• [What you need to do]
Within the entries below, count the lines that hold the string "Журнал" and give only that number.
━━ Listed entries
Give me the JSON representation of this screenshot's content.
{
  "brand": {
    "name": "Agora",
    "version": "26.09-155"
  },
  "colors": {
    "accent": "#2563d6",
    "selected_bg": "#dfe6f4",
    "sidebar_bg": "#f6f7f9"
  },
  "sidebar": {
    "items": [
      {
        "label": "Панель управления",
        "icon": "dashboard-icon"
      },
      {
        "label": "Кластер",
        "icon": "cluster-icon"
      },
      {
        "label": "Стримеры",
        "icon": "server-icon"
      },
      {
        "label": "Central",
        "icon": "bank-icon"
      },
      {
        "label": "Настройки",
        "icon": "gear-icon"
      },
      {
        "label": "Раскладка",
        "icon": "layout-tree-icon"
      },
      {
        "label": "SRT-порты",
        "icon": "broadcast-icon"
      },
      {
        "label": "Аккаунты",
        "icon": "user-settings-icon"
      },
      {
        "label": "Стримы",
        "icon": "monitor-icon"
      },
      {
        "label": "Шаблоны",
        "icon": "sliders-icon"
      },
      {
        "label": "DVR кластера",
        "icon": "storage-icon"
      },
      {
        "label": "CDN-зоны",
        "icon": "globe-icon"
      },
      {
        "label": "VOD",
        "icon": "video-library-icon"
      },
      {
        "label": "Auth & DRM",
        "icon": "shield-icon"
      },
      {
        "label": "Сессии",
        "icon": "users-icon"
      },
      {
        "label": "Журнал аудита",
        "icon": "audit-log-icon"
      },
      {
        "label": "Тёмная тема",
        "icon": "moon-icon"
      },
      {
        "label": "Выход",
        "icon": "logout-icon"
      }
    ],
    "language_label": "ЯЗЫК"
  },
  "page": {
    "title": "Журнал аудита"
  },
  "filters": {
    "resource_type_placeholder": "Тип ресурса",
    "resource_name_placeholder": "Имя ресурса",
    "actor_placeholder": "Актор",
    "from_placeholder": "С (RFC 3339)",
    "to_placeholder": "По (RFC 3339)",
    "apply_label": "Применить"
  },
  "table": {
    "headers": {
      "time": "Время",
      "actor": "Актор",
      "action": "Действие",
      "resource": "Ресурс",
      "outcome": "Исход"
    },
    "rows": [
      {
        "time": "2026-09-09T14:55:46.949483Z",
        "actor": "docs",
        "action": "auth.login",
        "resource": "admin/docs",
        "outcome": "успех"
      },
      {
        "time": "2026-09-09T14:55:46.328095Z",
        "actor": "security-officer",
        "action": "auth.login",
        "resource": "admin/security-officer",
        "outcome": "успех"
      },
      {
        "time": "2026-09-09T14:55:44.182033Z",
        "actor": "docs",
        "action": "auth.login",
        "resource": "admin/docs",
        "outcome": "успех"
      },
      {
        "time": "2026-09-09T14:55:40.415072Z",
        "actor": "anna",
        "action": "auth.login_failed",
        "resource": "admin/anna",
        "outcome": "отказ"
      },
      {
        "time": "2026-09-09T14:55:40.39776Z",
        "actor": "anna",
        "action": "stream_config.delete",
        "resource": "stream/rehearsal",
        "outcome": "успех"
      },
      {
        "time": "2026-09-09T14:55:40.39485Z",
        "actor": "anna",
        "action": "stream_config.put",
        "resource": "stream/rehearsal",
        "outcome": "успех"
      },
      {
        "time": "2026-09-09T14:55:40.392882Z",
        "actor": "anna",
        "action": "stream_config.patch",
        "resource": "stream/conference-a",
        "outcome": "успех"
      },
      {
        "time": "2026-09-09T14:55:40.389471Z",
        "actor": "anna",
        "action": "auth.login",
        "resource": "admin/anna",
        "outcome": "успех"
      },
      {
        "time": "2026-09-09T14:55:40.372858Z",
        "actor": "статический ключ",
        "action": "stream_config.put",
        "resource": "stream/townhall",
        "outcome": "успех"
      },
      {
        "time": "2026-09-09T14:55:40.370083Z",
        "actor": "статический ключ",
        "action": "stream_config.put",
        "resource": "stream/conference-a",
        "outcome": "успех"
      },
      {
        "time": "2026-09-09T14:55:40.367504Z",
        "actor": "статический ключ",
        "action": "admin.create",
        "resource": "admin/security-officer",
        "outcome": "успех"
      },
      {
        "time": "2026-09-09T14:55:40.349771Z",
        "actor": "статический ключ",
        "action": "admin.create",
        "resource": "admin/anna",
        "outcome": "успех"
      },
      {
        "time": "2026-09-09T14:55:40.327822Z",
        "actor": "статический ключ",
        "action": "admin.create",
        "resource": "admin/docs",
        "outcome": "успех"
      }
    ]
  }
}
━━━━
• [Expected answer]
2